__Assignment__. All of the data should be reproduced word for word, though its pictures must be omitted.
= = = = = = =
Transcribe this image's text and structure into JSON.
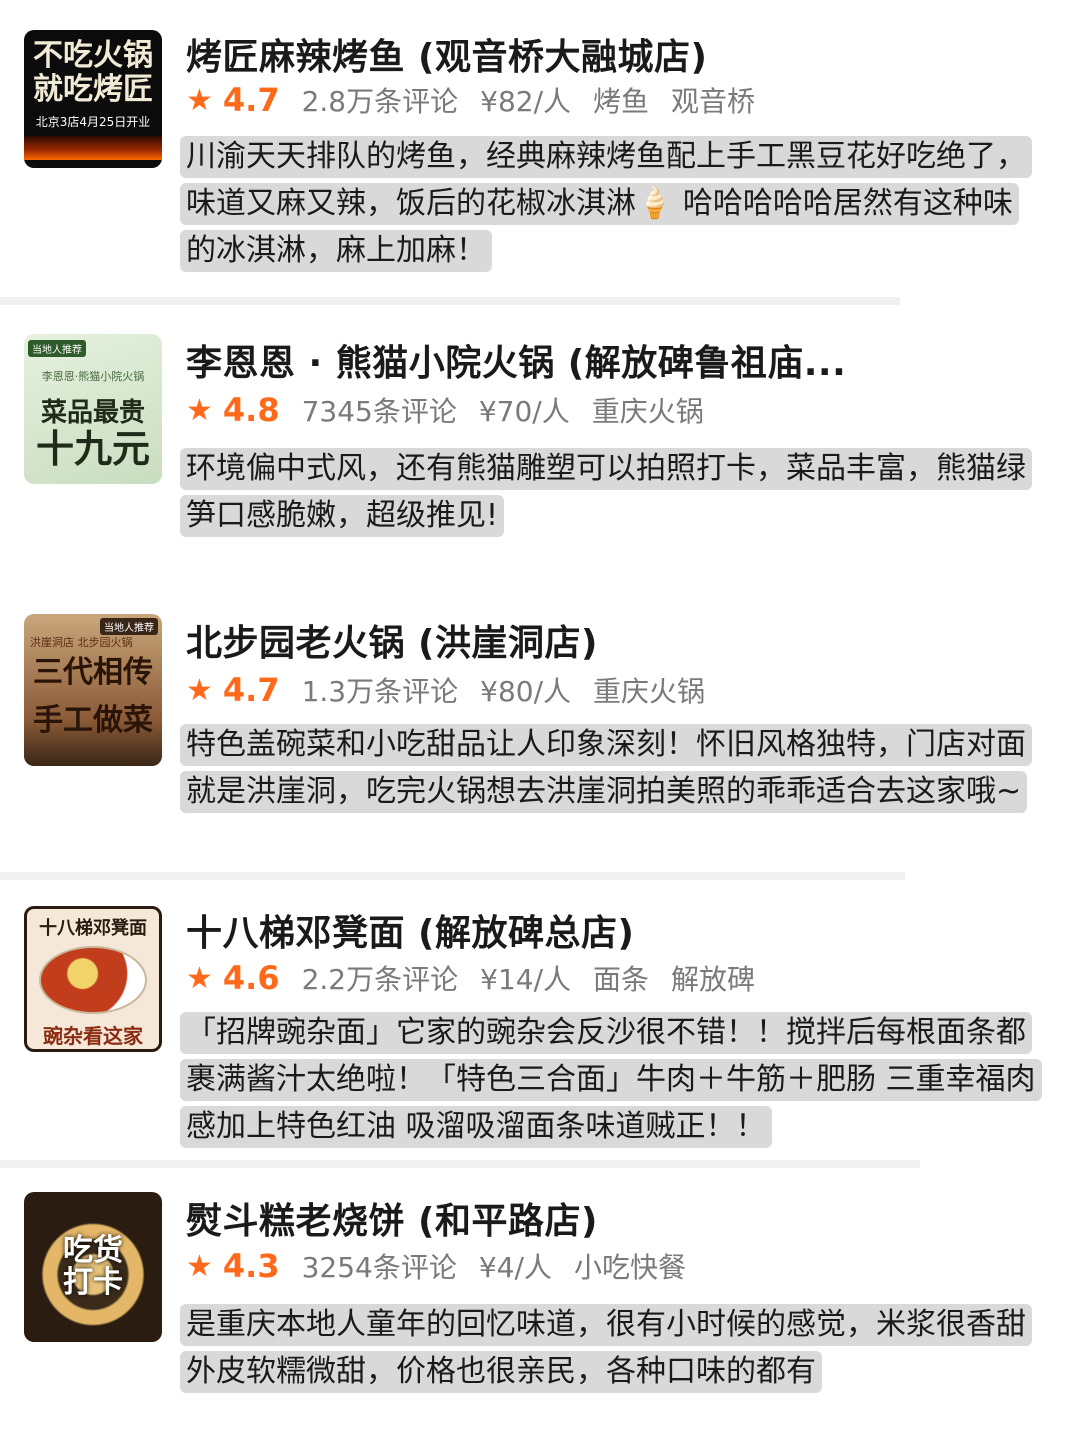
{
  "restaurants": [
    {
      "name": "烤匠麻辣烤鱼 (观音桥大融城店)",
      "rating": "4.7",
      "reviews": "2.8万条评论",
      "price": "¥82/人",
      "tags": [
        "烤鱼",
        "观音桥"
      ],
      "thumb": {
        "line1": "不吃火锅",
        "line2": "就吃烤匠",
        "line3": "北京3店4月25日开业"
      },
      "review_lines": [
        "川渝天天排队的烤鱼，经典麻辣烤鱼配上手工黑豆花好吃绝了，",
        "味道又麻又辣，饭后的花椒冰淇淋🍦 哈哈哈哈哈居然有这种味",
        "的冰淇淋，麻上加麻！"
      ]
    },
    {
      "name": "李恩恩 · 熊猫小院火锅 (解放碑鲁祖庙...",
      "rating": "4.8",
      "reviews": "7345条评论",
      "price": "¥70/人",
      "tags": [
        "重庆火锅"
      ],
      "thumb": {
        "tag": "当地人推荐",
        "small": "李恩恩·熊猫小院火锅",
        "line1": "菜品最贵",
        "line2": "十九元"
      },
      "review_lines": [
        "环境偏中式风，还有熊猫雕塑可以拍照打卡，菜品丰富，熊猫绿",
        "笋口感脆嫩，超级推见!"
      ]
    },
    {
      "name": "北步园老火锅 (洪崖洞店)",
      "rating": "4.7",
      "reviews": "1.3万条评论",
      "price": "¥80/人",
      "tags": [
        "重庆火锅"
      ],
      "thumb": {
        "tag": "当地人推荐",
        "small": "洪崖洞店 北步园火锅",
        "line1": "三代相传",
        "line2": "手工做菜"
      },
      "review_lines": [
        "特色盖碗菜和小吃甜品让人印象深刻！怀旧风格独特，门店对面",
        "就是洪崖洞，吃完火锅想去洪崖洞拍美照的乖乖适合去这家哦~"
      ]
    },
    {
      "name": "十八梯邓凳面 (解放碑总店)",
      "rating": "4.6",
      "reviews": "2.2万条评论",
      "price": "¥14/人",
      "tags": [
        "面条",
        "解放碑"
      ],
      "thumb": {
        "top": "十八梯邓凳面",
        "bottom": "豌杂看这家"
      },
      "review_lines": [
        "「招牌豌杂面」它家的豌杂会反沙很不错！！搅拌后每根面条都",
        "裹满酱汁太绝啦！「特色三合面」牛肉＋牛筋＋肥肠 三重幸福肉",
        "感加上特色红油 吸溜吸溜面条味道贼正！！"
      ]
    },
    {
      "name": "熨斗糕老烧饼 (和平路店)",
      "rating": "4.3",
      "reviews": "3254条评论",
      "price": "¥4/人",
      "tags": [
        "小吃快餐"
      ],
      "thumb": {
        "line1": "吃货",
        "line2": "打卡"
      },
      "review_lines": [
        "是重庆本地人童年的回忆味道，很有小时候的感觉，米浆很香甜",
        "外皮软糯微甜，价格也很亲民，各种口味的都有"
      ]
    }
  ],
  "colors": {
    "accent": "#ff6a1a",
    "highlight": "#d9d9d9",
    "divider": "#f1f1f1"
  }
}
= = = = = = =
__Answer box__.
Transcribe this image's text and structure into JSON.
{
  "restaurants": [
    {
      "name": "烤匠麻辣烤鱼 (观音桥大融城店)",
      "rating": "4.7",
      "reviews": "2.8万条评论",
      "price": "¥82/人",
      "tags": [
        "烤鱼",
        "观音桥"
      ],
      "thumb": {
        "line1": "不吃火锅",
        "line2": "就吃烤匠",
        "line3": "北京3店4月25日开业"
      },
      "review_lines": [
        "川渝天天排队的烤鱼，经典麻辣烤鱼配上手工黑豆花好吃绝了，",
        "味道又麻又辣，饭后的花椒冰淇淋🍦 哈哈哈哈哈居然有这种味",
        "的冰淇淋，麻上加麻！"
      ]
    },
    {
      "name": "李恩恩 · 熊猫小院火锅 (解放碑鲁祖庙...",
      "rating": "4.8",
      "reviews": "7345条评论",
      "price": "¥70/人",
      "tags": [
        "重庆火锅"
      ],
      "thumb": {
        "tag": "当地人推荐",
        "small": "李恩恩·熊猫小院火锅",
        "line1": "菜品最贵",
        "line2": "十九元"
      },
      "review_lines": [
        "环境偏中式风，还有熊猫雕塑可以拍照打卡，菜品丰富，熊猫绿",
        "笋口感脆嫩，超级推见!"
      ]
    },
    {
      "name": "北步园老火锅 (洪崖洞店)",
      "rating": "4.7",
      "reviews": "1.3万条评论",
      "price": "¥80/人",
      "tags": [
        "重庆火锅"
      ],
      "thumb": {
        "tag": "当地人推荐",
        "small": "洪崖洞店 北步园火锅",
        "line1": "三代相传",
        "line2": "手工做菜"
      },
      "review_lines": [
        "特色盖碗菜和小吃甜品让人印象深刻！怀旧风格独特，门店对面",
        "就是洪崖洞，吃完火锅想去洪崖洞拍美照的乖乖适合去这家哦~"
      ]
    },
    {
      "name": "十八梯邓凳面 (解放碑总店)",
      "rating": "4.6",
      "reviews": "2.2万条评论",
      "price": "¥14/人",
      "tags": [
        "面条",
        "解放碑"
      ],
      "thumb": {
        "top": "十八梯邓凳面",
        "bottom": "豌杂看这家"
      },
      "review_lines": [
        "「招牌豌杂面」它家的豌杂会反沙很不错！！搅拌后每根面条都",
        "裹满酱汁太绝啦！「特色三合面」牛肉＋牛筋＋肥肠 三重幸福肉",
        "感加上特色红油 吸溜吸溜面条味道贼正！！"
      ]
    },
    {
      "name": "熨斗糕老烧饼 (和平路店)",
      "rating": "4.3",
      "reviews": "3254条评论",
      "price": "¥4/人",
      "tags": [
        "小吃快餐"
      ],
      "thumb": {
        "line1": "吃货",
        "line2": "打卡"
      },
      "review_lines": [
        "是重庆本地人童年的回忆味道，很有小时候的感觉，米浆很香甜",
        "外皮软糯微甜，价格也很亲民，各种口味的都有"
      ]
    }
  ],
  "colors": {
    "accent": "#ff6a1a",
    "highlight": "#d9d9d9",
    "divider": "#f1f1f1"
  }
}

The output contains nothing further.